    There is no point releasing the gas from the space above the beer unless you are willing to repeat the process every hour or so until the beer is back right again. Or else use @kelper's quick fix procedure.
     
  8. Dec 10, 2019 #8

    kelper

    kelper

    kelper

    Landlord. Supporting Member
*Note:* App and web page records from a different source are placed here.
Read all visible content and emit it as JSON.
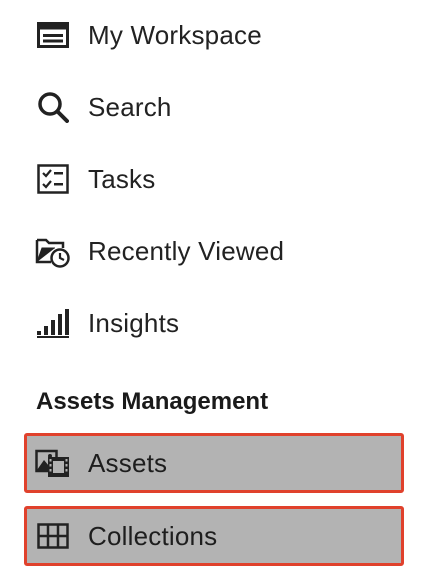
{
  "nav": {
    "items": [
      {
        "label": "My Workspace",
        "icon": "workspace-icon"
      },
      {
        "label": "Search",
        "icon": "search-icon"
      },
      {
        "label": "Tasks",
        "icon": "tasks-checklist-icon"
      },
      {
        "label": "Recently Viewed",
        "icon": "folder-clock-icon"
      },
      {
        "label": "Insights",
        "icon": "bar-chart-icon"
      }
    ],
    "section": {
      "title": "Assets Management",
      "items": [
        {
          "label": "Assets",
          "icon": "assets-media-icon",
          "highlighted": true
        },
        {
          "label": "Collections",
          "icon": "grid-icon",
          "highlighted": true
        }
      ]
    }
  },
  "colors": {
    "highlight_fill": "#b3b3b3",
    "highlight_border": "#e0412c",
    "text": "#222222"
  }
}
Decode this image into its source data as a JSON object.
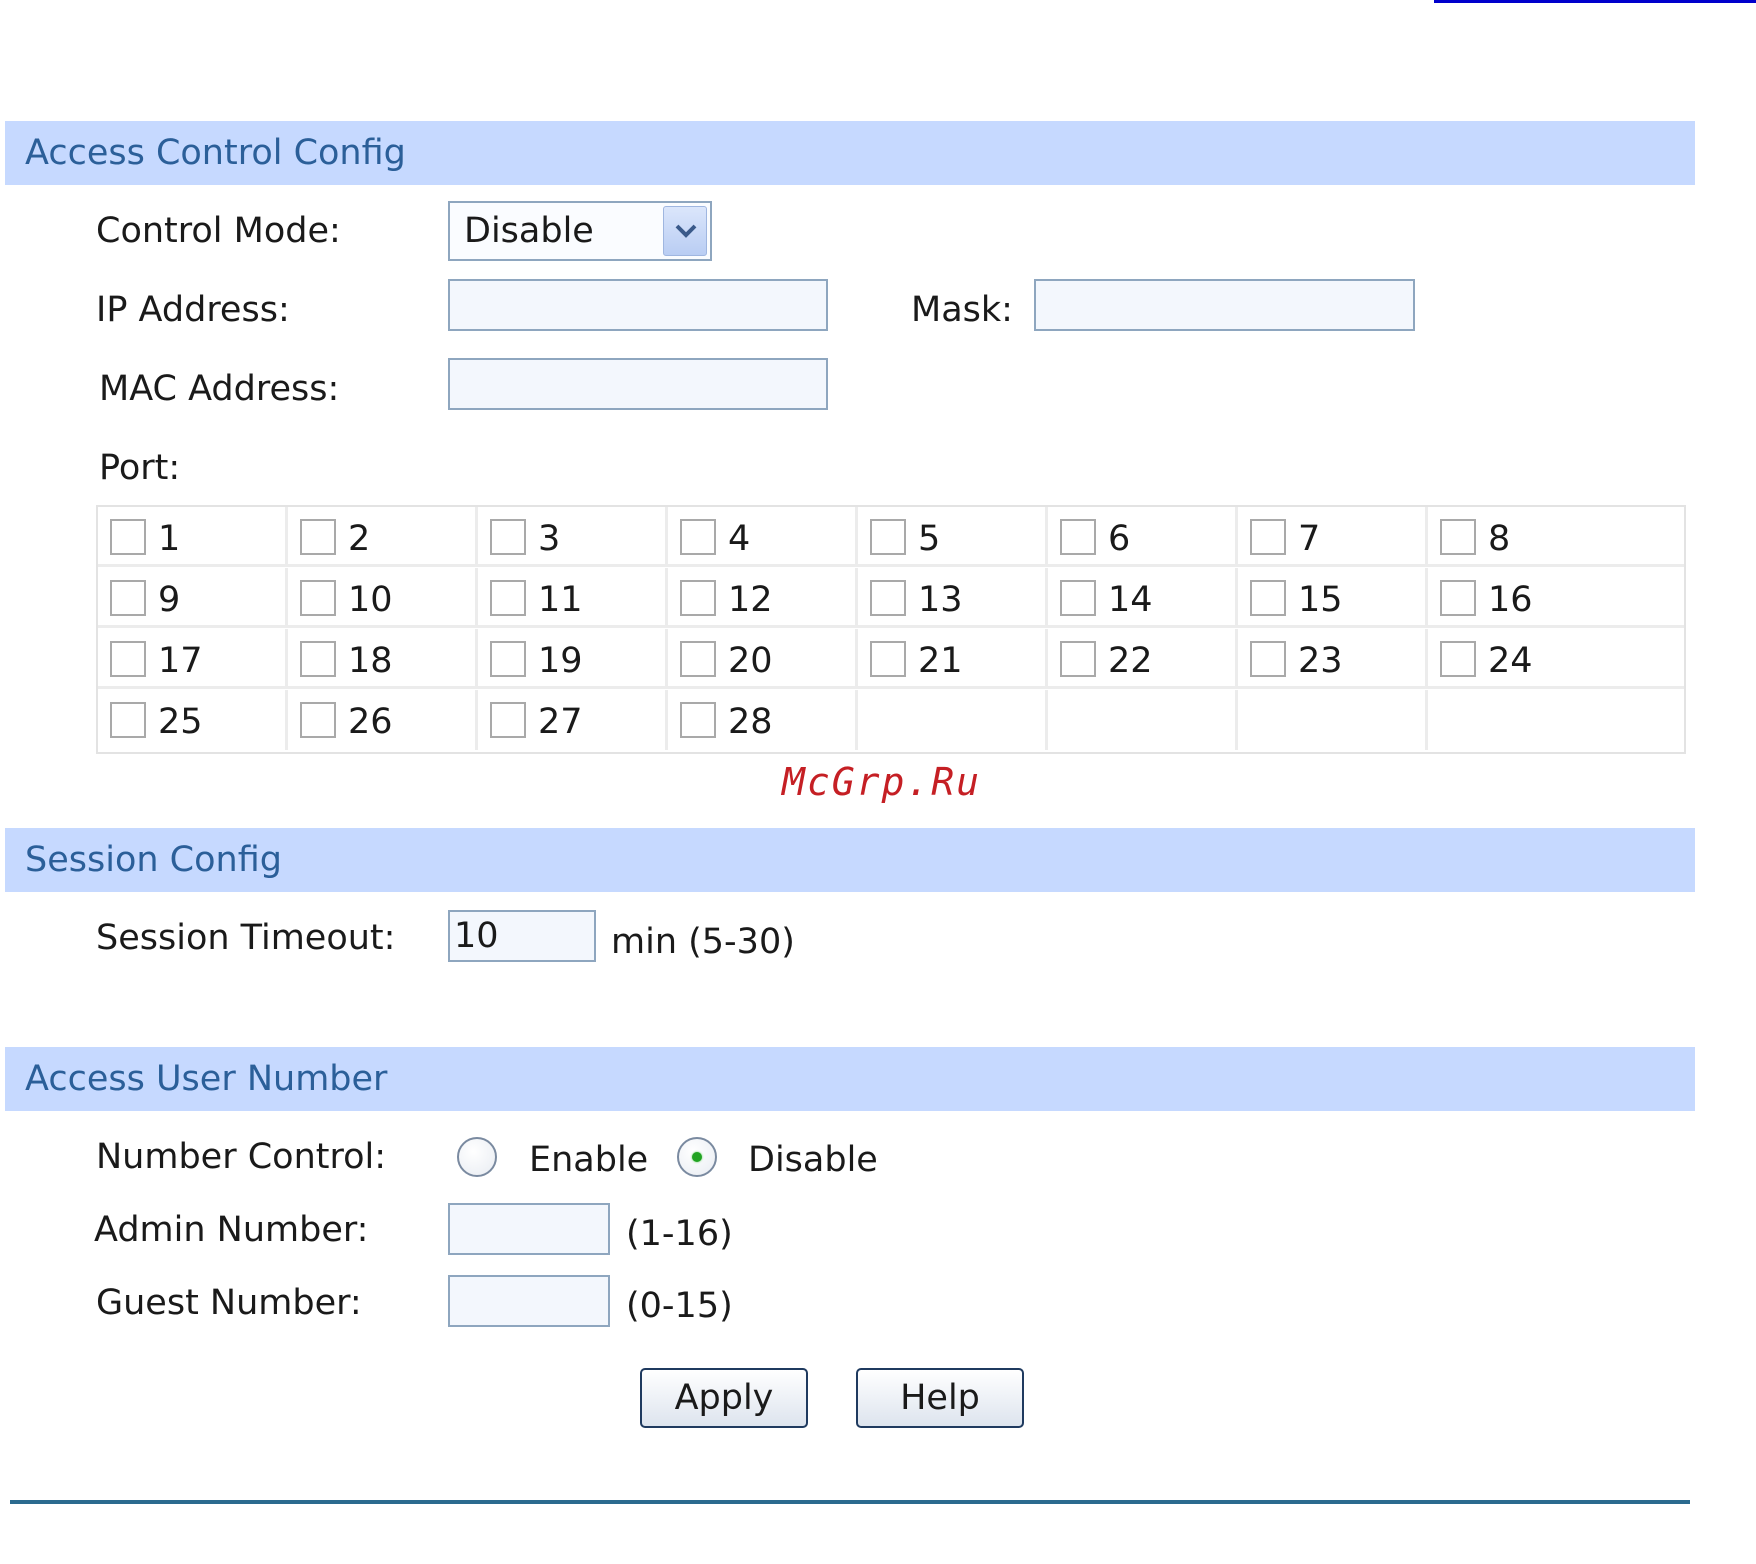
{
  "access_control": {
    "title": "Access Control Config",
    "control_mode_label": "Control Mode:",
    "control_mode_value": "Disable",
    "ip_label": "IP Address:",
    "ip_value": "",
    "mask_label": "Mask:",
    "mask_value": "",
    "mac_label": "MAC Address:",
    "mac_value": "",
    "port_label": "Port:",
    "ports": [
      "1",
      "2",
      "3",
      "4",
      "5",
      "6",
      "7",
      "8",
      "9",
      "10",
      "11",
      "12",
      "13",
      "14",
      "15",
      "16",
      "17",
      "18",
      "19",
      "20",
      "21",
      "22",
      "23",
      "24",
      "25",
      "26",
      "27",
      "28"
    ]
  },
  "watermark": "McGrp.Ru",
  "session": {
    "title": "Session Config",
    "timeout_label": "Session Timeout:",
    "timeout_value": "10",
    "timeout_unit": "min (5-30)"
  },
  "access_user": {
    "title": "Access User Number",
    "number_control_label": "Number Control:",
    "enable_label": "Enable",
    "disable_label": "Disable",
    "selected": "disable",
    "admin_label": "Admin Number:",
    "admin_value": "",
    "admin_range": "(1-16)",
    "guest_label": "Guest Number:",
    "guest_value": "",
    "guest_range": "(0-15)"
  },
  "buttons": {
    "apply_label": "Apply",
    "help_label": "Help"
  },
  "colors": {
    "header_bg": "#c6d9ff",
    "header_text": "#2b5f99",
    "watermark": "#c51f24",
    "radio_dot": "#21a321"
  }
}
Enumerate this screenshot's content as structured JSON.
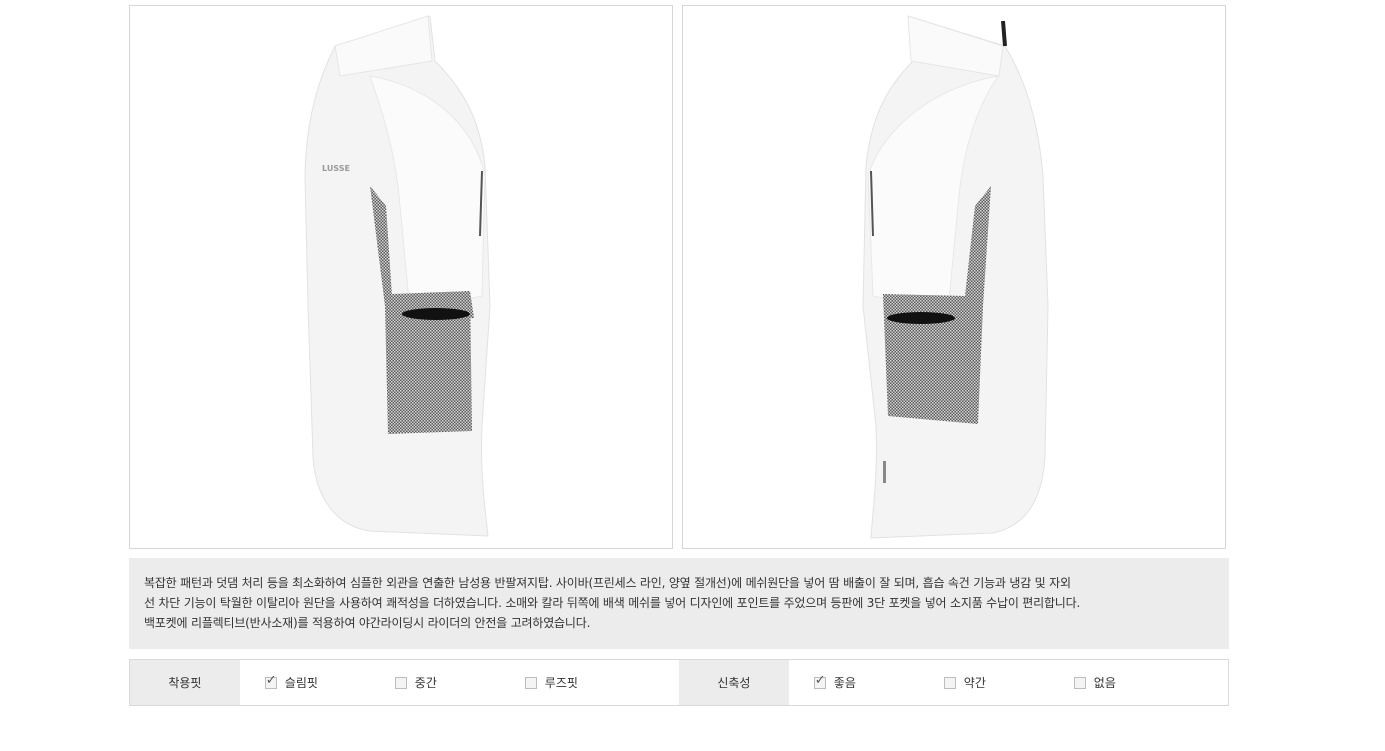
{
  "description": {
    "line1": "복잡한 패턴과 덧댐 처리 등을 최소화하여 심플한 외관을 연출한 남성용 반팔져지탑. 사이바(프린세스 라인, 양옆 절개선)에 메쉬원단을 넣어 땀 배출이 잘 되며, 흡습 속건 기능과 냉감 및 자외",
    "line2": "선 차단 기능이 탁월한 이탈리아 원단을 사용하여 쾌적성을 더하였습니다. 소매와 칼라 뒤쪽에 배색 메쉬를 넣어 디자인에 포인트를 주었으며 등판에 3단 포켓을 넣어 소지품 수납이 편리합니다.",
    "line3": "백포켓에 리플렉티브(반사소재)를 적용하여 야간라이딩시 라이더의 안전을 고려하였습니다."
  },
  "fit": {
    "label": "착용핏",
    "options": [
      {
        "label": "슬림핏",
        "checked": true
      },
      {
        "label": "중간",
        "checked": false
      },
      {
        "label": "루즈핏",
        "checked": false
      }
    ]
  },
  "stretch": {
    "label": "신축성",
    "options": [
      {
        "label": "좋음",
        "checked": true
      },
      {
        "label": "약간",
        "checked": false
      },
      {
        "label": "없음",
        "checked": false
      }
    ]
  },
  "logo_text": "LUSSE",
  "check_glyph": "✓"
}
    Joined:
    Mar 4, 2019
    Messages:
    1,127
    Likes Received:
    341
    Location:
    Highlands
    Peebee is correct. I've dispensed beer from my top-tap pressure barrel until none comes out. But the beer inside is still well carbonated. If I leave it a day the headspace has regained pressure and I can dispense more beer. The same with kegs. When a mini keg is nearing empty I vent the remaining pressure and pour the last half pint into a glass. It's still 'fizzy'. Obviously, you can't leave beer too long with no top pressure or it will go flat.
     
  9. Dec 11, 2019 #9

    the baron

    the baron

    the baron

    Landlord.

    Joined:
    Oct 13, 2013
    Messages:
    1,452
    Likes Received:
    513
    Location:
    castleford
    Peebee is correct if you overcarb a keg you have to keep venting it as the beer releases the CO2 it will keep releasing the gas to equilibrium in the keg then release again and again until it is where you need it. Doing it once will not work
     

Draft saved Draft deleted

Share This Page